Data about app and page elements

........

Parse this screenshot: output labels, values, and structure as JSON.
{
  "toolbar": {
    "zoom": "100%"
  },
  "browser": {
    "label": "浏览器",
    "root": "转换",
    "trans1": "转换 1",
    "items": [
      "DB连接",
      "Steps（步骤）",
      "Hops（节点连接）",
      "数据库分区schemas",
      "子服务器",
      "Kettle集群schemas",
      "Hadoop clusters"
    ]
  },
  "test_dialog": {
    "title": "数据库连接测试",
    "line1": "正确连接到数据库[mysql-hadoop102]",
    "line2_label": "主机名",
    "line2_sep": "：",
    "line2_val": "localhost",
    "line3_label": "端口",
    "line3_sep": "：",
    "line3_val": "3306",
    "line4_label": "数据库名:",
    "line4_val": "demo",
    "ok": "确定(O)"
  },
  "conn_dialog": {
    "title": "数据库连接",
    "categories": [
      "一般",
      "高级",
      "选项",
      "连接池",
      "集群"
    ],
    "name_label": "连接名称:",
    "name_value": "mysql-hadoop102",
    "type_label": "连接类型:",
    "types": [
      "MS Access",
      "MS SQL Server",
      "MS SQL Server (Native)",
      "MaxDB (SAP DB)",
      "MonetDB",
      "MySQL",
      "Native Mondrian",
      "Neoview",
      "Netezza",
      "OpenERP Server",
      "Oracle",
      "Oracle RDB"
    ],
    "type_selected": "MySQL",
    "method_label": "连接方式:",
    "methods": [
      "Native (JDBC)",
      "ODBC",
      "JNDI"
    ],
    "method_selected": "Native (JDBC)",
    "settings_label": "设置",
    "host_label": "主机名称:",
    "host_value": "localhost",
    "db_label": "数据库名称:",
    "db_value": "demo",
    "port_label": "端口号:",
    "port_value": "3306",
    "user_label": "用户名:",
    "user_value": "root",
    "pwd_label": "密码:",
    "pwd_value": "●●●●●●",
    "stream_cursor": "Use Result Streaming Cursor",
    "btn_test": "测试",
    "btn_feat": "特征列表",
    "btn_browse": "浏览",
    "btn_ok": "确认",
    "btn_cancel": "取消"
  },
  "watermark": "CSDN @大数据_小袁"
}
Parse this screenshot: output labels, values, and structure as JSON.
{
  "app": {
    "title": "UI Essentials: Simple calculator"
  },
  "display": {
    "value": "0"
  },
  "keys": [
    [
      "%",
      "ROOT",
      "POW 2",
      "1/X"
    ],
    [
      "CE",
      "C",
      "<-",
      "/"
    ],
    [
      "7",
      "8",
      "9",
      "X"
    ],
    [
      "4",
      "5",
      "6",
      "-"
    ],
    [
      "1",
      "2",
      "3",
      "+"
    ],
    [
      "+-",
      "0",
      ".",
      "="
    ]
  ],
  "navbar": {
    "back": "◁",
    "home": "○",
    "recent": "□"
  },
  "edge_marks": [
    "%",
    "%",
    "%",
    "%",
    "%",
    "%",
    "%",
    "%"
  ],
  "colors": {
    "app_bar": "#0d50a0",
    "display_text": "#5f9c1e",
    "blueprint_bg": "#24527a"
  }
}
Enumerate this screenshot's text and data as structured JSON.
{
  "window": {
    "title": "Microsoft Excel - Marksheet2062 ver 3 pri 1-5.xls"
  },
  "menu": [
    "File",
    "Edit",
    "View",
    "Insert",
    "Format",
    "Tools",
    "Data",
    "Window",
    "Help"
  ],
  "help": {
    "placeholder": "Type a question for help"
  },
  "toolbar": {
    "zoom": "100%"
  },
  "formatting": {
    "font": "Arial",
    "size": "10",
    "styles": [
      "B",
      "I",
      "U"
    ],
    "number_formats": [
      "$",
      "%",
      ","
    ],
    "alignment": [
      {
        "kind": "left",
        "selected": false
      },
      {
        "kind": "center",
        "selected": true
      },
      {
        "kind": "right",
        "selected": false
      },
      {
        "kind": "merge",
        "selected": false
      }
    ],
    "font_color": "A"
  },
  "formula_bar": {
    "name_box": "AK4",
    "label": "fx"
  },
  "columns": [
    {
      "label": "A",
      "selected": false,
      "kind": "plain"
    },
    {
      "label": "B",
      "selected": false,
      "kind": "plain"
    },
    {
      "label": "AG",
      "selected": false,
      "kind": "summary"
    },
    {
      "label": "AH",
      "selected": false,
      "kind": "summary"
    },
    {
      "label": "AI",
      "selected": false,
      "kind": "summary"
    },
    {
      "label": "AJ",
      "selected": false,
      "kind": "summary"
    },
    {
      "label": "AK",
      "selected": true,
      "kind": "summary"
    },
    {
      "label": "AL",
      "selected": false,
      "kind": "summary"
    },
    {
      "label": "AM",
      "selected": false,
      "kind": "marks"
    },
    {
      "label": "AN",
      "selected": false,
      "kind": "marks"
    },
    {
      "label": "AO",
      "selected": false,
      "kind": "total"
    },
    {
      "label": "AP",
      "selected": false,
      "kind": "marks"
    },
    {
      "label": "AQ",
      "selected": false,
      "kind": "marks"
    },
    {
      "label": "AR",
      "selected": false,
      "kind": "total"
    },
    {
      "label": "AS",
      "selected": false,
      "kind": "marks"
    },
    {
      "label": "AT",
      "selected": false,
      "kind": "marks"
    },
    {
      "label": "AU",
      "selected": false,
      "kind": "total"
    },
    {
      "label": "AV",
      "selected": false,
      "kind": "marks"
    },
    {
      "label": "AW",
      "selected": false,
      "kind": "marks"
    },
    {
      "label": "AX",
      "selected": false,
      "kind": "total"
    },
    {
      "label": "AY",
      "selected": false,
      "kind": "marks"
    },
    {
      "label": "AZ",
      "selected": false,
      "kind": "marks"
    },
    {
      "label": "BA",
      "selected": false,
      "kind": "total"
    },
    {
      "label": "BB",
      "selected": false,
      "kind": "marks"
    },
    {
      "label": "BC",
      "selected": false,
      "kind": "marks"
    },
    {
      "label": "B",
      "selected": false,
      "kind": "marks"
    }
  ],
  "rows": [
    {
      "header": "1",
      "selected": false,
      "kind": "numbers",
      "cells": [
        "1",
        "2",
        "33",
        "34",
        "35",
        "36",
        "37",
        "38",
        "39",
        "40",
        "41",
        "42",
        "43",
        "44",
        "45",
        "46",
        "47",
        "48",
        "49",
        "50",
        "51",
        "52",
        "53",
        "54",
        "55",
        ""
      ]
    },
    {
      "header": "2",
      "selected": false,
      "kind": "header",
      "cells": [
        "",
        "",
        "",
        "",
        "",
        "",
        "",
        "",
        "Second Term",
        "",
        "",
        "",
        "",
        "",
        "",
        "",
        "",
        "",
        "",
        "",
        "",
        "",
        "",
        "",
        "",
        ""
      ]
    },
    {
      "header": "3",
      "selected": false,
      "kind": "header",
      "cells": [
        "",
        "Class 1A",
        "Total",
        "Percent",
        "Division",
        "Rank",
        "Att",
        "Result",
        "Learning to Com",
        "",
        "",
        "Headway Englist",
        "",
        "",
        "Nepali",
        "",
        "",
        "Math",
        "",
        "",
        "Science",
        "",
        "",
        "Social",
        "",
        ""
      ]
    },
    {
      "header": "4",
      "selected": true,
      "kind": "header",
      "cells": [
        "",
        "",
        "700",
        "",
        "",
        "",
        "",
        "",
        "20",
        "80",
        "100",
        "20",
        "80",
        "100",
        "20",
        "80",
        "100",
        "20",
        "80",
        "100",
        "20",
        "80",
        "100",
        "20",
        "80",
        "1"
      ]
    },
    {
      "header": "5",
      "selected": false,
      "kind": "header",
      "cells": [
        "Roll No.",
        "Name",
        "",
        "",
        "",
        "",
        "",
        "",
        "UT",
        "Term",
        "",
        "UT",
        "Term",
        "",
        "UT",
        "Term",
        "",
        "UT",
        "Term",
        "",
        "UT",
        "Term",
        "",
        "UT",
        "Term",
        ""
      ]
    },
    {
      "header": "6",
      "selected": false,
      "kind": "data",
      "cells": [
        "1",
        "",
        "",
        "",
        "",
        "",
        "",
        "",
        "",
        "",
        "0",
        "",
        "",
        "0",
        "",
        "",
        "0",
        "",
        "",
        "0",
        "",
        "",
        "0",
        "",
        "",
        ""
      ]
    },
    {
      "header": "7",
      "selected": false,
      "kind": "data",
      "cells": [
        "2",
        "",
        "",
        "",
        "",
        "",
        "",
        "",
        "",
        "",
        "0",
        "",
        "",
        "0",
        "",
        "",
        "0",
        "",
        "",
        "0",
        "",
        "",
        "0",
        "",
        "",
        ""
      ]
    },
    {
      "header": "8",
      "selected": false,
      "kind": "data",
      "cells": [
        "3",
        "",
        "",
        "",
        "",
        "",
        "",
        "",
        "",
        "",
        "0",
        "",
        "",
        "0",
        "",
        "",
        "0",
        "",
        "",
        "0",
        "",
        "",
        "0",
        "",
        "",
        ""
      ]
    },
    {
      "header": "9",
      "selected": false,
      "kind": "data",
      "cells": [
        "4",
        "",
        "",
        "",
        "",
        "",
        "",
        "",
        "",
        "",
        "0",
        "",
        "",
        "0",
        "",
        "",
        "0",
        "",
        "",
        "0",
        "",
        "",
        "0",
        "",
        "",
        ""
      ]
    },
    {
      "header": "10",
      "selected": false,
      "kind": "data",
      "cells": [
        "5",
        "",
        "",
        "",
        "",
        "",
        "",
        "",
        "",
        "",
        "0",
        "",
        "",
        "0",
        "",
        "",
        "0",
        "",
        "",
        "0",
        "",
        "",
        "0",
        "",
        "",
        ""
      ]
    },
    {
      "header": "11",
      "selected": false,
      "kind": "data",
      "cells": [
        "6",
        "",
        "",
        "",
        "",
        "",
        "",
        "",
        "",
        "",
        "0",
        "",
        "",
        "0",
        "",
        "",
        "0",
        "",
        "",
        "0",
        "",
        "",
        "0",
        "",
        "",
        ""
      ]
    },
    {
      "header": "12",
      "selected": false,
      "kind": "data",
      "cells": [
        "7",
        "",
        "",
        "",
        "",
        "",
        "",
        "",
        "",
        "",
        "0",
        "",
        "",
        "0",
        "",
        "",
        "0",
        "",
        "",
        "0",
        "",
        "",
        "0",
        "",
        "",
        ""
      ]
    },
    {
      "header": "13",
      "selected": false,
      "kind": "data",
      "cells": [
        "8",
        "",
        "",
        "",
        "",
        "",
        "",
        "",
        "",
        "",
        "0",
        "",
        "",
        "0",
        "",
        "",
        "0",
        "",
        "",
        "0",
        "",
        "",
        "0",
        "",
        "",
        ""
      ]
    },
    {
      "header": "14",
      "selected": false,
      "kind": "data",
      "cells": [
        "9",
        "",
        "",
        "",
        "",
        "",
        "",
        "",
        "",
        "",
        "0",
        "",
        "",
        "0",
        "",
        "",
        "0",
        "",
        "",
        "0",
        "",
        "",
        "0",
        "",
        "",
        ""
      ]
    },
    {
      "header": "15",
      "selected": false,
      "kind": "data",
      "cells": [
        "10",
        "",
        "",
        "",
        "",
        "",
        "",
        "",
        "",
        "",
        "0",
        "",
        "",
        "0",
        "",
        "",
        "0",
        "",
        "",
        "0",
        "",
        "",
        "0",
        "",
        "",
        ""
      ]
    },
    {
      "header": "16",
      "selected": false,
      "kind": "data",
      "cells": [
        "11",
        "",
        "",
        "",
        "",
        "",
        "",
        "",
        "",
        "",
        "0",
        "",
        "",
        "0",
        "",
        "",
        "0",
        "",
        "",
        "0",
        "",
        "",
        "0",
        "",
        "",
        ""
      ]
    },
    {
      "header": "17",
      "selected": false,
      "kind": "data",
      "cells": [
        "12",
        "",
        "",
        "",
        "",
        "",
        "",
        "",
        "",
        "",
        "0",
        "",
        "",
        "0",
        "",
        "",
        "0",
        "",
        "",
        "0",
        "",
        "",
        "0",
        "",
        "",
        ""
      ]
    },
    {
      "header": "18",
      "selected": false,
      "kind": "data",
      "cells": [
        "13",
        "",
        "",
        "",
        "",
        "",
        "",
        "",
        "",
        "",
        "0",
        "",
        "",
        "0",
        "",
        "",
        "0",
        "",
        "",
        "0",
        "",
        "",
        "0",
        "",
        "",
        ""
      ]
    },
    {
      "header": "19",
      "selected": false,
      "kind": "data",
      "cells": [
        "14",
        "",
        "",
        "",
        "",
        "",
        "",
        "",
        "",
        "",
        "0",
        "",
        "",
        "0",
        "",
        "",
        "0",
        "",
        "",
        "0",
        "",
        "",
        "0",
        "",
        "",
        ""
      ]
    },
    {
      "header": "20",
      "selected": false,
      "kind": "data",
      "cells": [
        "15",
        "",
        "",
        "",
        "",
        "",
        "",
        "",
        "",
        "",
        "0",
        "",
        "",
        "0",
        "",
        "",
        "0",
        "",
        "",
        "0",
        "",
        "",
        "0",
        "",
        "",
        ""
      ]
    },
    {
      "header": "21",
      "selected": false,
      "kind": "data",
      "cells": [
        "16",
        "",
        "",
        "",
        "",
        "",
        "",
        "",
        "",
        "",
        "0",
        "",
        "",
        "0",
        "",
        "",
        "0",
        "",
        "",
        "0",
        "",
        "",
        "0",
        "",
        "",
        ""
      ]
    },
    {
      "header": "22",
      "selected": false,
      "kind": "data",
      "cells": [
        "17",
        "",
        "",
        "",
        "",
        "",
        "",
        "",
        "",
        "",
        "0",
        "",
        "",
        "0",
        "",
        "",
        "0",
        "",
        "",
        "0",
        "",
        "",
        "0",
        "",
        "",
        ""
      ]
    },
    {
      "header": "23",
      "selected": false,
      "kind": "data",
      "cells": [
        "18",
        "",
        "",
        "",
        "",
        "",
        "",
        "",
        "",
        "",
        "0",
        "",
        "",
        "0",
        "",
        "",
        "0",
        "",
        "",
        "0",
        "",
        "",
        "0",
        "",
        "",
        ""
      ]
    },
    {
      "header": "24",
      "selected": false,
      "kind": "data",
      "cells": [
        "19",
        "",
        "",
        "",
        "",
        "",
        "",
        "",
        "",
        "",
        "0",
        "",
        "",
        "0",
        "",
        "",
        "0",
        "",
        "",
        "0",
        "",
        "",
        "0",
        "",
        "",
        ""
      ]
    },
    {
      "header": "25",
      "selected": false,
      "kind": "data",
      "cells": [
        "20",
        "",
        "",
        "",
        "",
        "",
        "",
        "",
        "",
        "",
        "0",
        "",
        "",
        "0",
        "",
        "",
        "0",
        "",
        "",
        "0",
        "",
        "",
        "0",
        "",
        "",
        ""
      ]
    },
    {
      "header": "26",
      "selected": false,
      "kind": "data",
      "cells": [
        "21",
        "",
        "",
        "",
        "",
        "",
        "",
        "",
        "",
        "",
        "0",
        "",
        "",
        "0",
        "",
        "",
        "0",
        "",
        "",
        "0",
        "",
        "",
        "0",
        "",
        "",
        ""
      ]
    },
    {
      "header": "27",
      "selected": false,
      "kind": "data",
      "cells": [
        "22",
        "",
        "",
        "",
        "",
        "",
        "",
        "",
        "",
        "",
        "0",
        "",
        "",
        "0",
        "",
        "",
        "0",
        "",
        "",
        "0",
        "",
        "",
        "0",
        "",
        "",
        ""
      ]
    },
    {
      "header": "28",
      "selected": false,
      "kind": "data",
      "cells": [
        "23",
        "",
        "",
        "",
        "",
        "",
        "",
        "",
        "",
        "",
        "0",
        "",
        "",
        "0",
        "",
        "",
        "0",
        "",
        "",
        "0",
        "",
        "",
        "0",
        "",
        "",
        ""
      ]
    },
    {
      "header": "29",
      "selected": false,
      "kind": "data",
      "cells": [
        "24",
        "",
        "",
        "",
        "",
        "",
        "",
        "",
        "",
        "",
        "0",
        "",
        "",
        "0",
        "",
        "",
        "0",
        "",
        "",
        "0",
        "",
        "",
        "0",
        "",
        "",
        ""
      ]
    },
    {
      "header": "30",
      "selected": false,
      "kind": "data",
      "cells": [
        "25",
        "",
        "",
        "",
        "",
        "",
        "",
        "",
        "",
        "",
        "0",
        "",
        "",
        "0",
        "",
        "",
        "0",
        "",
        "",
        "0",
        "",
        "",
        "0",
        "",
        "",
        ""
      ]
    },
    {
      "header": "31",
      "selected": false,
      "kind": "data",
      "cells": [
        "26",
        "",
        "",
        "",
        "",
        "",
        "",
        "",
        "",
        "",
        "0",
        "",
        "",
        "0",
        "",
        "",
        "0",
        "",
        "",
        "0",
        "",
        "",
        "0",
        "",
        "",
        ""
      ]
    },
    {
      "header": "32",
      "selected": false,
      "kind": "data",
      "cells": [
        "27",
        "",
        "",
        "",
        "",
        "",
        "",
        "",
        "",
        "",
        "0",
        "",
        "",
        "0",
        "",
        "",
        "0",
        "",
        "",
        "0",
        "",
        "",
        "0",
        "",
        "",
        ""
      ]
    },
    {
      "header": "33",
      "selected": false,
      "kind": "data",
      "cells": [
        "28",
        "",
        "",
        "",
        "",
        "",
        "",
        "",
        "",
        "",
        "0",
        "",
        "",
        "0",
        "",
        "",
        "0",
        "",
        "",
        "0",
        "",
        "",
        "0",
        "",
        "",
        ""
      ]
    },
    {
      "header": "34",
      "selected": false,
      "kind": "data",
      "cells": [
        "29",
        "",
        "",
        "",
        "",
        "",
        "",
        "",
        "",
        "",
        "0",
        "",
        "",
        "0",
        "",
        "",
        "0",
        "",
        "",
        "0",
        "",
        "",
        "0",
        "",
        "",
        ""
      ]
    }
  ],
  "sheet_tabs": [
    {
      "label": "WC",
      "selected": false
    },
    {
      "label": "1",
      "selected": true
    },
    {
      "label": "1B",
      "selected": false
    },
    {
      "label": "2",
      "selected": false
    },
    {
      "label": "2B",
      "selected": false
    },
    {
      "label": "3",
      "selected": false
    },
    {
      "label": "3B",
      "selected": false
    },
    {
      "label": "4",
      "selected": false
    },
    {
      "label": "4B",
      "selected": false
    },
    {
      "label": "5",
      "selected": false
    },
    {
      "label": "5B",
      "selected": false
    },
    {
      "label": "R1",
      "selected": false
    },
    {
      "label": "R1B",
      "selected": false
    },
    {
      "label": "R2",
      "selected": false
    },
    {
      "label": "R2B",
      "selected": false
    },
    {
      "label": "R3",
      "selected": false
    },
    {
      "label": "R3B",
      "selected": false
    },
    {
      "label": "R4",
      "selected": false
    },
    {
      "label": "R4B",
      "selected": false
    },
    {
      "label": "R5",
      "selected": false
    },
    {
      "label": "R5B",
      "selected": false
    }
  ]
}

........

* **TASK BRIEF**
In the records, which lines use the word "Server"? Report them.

* **FINISHED EXERCISE**
      "MS SQL Server",
      "MS SQL Server (Native)",
      "OpenERP Server",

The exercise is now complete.